“Starring Jerry as Himself” Blends Fact and Fiction in a Tale of Scams and Family

by Brian Hioe

Photo courtesy of Visit Films

This is a No Man is an Island film review written in collaboration with Cinema Escapist as part of coverage of the 2023 Asian American International Film Festival. Keep an eye out for more!

STARRING JERRY AS HIMSELF is a masterful film, standing at the intersection of documentary and fiction.

The movie follows Taiwanese immigrant retiree Jerry Liu, who lives in Florida. Liu is divorced from his wife, but has a good relationship with her. However, Liu is somewhat distant from the three sons that he had with his wife. Though he sees one regularly, as they are busy with work or their own families.

One day, Jerry receives a message from a man claiming to be Chinese law enforcement. The man alleges that Jerry has become implicated in a money laundering case and that, to clear his name and avoid being extradited to China, he will need to follow their instructions.

Photo courtesy of Visit Films

Subsequently, Jerry is implicated in what at first seems like a scam. As a result,  Jerry loses his life savings, as the  two men claiming to be Chinese law enforcement tell him that he needs to sell his stocks and transfer funds to a bank account under their control in order to prove his innocence.

This story blends fact and fiction. For one, Jerry Liu plays himself, and was actually a victim of a Chinese fraud ring in real life. It is somewhat unclear in the film why a Taiwanese person would fall for a Chinese scam ring, but it is suggested that Liu had business dealings in China before retirement. His children also appear in the movie as themselves. The family, which works in the film industry, was later motivated to make the film about Jerry being scammed out of his life savings.

Reflecting real-world social problems, there have been an increasing number of Sinophone films about the elderly being scammed out of their savings in recent years, such as The Empty Nest and Reclaim. But such films have not always been successful in their depiction of how scam artists work, in that elderly characters are usually shown as in full command of their cognitive facilities–until they aren’t.

Photo courtesy of Visit Films

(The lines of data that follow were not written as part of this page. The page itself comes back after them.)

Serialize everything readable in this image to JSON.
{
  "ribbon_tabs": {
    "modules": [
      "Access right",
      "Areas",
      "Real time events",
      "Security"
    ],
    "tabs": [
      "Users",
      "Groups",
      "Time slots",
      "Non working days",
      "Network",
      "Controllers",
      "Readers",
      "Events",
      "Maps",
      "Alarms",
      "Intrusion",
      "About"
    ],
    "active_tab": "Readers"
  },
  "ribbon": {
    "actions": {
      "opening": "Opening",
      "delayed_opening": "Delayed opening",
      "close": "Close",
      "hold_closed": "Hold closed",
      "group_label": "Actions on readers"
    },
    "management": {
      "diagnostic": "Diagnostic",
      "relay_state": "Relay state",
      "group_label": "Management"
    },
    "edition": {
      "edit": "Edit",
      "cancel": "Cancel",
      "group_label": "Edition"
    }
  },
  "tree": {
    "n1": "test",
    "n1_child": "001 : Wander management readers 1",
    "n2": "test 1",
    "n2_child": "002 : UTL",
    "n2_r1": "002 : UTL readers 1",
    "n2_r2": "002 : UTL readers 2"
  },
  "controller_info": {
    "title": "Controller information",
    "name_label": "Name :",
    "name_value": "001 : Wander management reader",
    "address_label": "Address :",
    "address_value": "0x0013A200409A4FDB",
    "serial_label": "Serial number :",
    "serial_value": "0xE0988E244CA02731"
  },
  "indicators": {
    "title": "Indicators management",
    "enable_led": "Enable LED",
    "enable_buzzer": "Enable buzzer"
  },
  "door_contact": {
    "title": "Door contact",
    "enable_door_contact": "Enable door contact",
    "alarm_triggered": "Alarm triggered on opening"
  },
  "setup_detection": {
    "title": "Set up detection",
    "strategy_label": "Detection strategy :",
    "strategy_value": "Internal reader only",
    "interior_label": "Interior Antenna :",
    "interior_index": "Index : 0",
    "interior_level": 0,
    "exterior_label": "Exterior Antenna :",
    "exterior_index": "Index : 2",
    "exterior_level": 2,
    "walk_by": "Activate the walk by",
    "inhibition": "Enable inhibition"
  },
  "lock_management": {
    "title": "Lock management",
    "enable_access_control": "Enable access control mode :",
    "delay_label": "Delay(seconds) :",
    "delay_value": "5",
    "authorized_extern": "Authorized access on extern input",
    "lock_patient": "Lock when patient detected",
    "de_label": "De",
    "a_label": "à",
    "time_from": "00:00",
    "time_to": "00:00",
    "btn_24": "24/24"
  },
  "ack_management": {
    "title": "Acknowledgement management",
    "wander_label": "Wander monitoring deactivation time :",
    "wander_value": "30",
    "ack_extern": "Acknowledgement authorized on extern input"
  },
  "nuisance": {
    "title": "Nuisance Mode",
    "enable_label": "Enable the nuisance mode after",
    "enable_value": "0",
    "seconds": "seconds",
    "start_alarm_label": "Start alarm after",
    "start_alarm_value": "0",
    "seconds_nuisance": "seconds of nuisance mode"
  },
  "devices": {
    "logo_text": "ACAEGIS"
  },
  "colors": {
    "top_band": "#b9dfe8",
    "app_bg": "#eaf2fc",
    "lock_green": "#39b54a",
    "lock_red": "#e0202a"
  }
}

Starring Jerry as Himself stands out because it draws viewers into the inner workings of Jerry’s mental state as he becomes implicated in the scam. This is accomplished through staging Jerry’s imagination of the fraudsters as police officers in Shanghai–later on in the film, Jerry remarks that he felt like he was in a spy movie when the fraudsters asked him to carry out various tasks.

The con artists depicted in Starring Jerry as Himself also feel like figments of a cinematic epic. In contrast with all the other characters who live mundane lives in Florida, the two fake police officers have movie star-level good looks. Furthermore, as the lonely and isolated Jerry starts believing the initially sympathetic fraudsters, the fraudsters start appearing in Jerry’s everyday Florida environments, albeit in staged encounters.

This innovative staging makes Starring Jerry as Himself work especially well as a film. Moreover, the presence of the real-world Jerry, his ex-wife, and his children lends the film a great deal of emotional resonance, with real intimacy between the characters. But, to this extent, Starring Jerry as Himself also benefits from the skill of the actors playing the other characters, with Haosong Yang channeling his inner Tony Leung to play “Officer Zhang” and Nick Bailey managing a wonderful turn as a bank teller that interacts with Jerry, who Jerry comes to suspect is part of a conspiracy against him.

Photo courtesy of Visit Films

Starring Jerry as Himself can be situated alongside other Asian American films in recent years that aim to explore the perspectives of parents–the most famous of which may be Everything Everywhere All at Once. The film manages to do this so well because of its clear affection for its subject.

But, similar to the plot of Tigertail, the film suggests that  Jerry gave up his own creative ambitions to work and save for his children, and that the movie is itself the product of his later return to these ambitions. Furthermore, the film also shows how Jerry is forced to contemplate the validity of thinking about family relationships in material terms, as often occurs when Asian American parents spend their entire lives toiling on behalf of family members; few other Asian American films in this vein contain such reflections.

As such, Starring Jerry as Himself is a remarkable accomplishment, standing head and shoulders above other films that have engaged with similar topics. It is definitely worth a view.